Further, target date funds suffered because of their developed non-U.S. equity exposure, which ranges from 8% for near-dated funds to 21% for long-dated funds. While the S&P 500 Index jumped 12% for the year, the MSCI EAFE Index saw a paltry 1% annual return. Notably, that works against managers when comparing their results to benchmarks, since nearly a quarter of DC plan sponsors report that they evaluate their target date funds’ performance against broad market indices such as the S&P 500 for Department of Labor-required participant disclosures, according to Callan’s DC Trends Survey.
In the fourth quarter, target date funds underperformed the Callan Target Date Index for the fifth time in a row.
And while the spread between the best and worst managers narrowed, funds in the bottom 90th percentile posted declines of -0.14%, compared to the median fund’s fourth quarter increase of 0.35%. For the trailing year, the median target date manager produced a 7.16% gain, with the best performers up 8.17% and the worst returning 5.07%.
With the Bloomberg Barclays U.S. Aggregate Index falling 2.98% for the fourth quarter and 2.65% for the year, near-dated vintages were hindered by their fixed income exposure and performed worse than long-dated vintages. The median 2010 target date fund lost 0.42% in the fourth quarter but was up 6.29% for the year. In contrast, the median 2050 target date fund gained 1.29% in the fourth quarter and 8.77% during the year.
Over the longer term, target date funds narrowly prove their mettle, with the median target date manager outperforming the Callan Target Date Index by 28 basis points annually over the trailing five-year period.
The median target date fund’s expense ratio is 0.57%, ranging from 0.78% in the 90th percentile to 0.14% in the 10th percentile. Much of the difference is driven by active versus passive implementation of target date glide paths.
The Callan Target Date Index – Average of All Vintages chart gives a snapshot of the performance of the Callan Target Date Index. We show the aggregate performance of the universe of target date funds at a glance by equally weighting every “vintage” within the target date fund glidepath (e.g., 2015, 2020, 2025, etc.). The charts also shows the range of performance of the Callan Target Date Index members, similarly weighted.
The Callan Target Date Index Asset Allocation chart provides insight into the underlying asset class composition of the Callan Target Date Index over the full asset allocation glidepath. Multiple views offer varying degrees of detail into asset allocation. The Macro Level View depicts the allocation over the course of the Index's glidepath (40 years before retirement and 20 years after retirement) across nine major asset classes. The Micro Level Views show the allocation over the course of the Index's glidepath broken out into much more granular asset classes with options to examine equity and non-equity asset classes separately.
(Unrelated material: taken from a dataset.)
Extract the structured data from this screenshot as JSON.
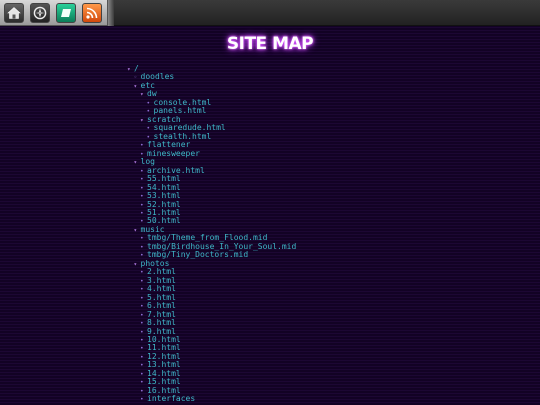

The Equity Rolldown Analysis chart displays the Callan Target Date Index’s equity allocation (excluding commodities and REITs) across the full asset allocation glidepath, including 40 years prior to and 20 years after retirement. The full range of equity rolldowns across all funds in the Callan Consensus Target Date Index is represented in grey.
The Expense Ratio Analysis shows the distribution of expense ratios for funds within the Target Date Fund Index. The group includes the lowest fee share class of mutual funds as well as collective trusts. For this universe, the median expense ratio is 0.57%; the 10th percentile is 0.78%; the 90th percentile is 0.14% (i.e. the higher the fee, the lower the ranking). This fee data will be updated on an annual basis.
The Callan Target Date Index is an equally weighted composite of 44 target date fund series, including both mutual funds and collective trusts. It is updated quarterly. To accurately benchmark a target date fund it is essential to determine an appropriate target date fund index. Many current target date indices simulate capital markets and derive an artificial glidepath to create a suite of target date indices.
This approach could be labeled biased or subjective – or even worse, arbitrary – because it does not objectively represent the target date opportunity set. After all, if a given target date fund’s performance differs from such an index, what does that really signify that is meaningful from an evaluation perspective? To avoid this problem, Callan constructed a consensus glidepath that is driven by the actual glidepaths offered within the industry.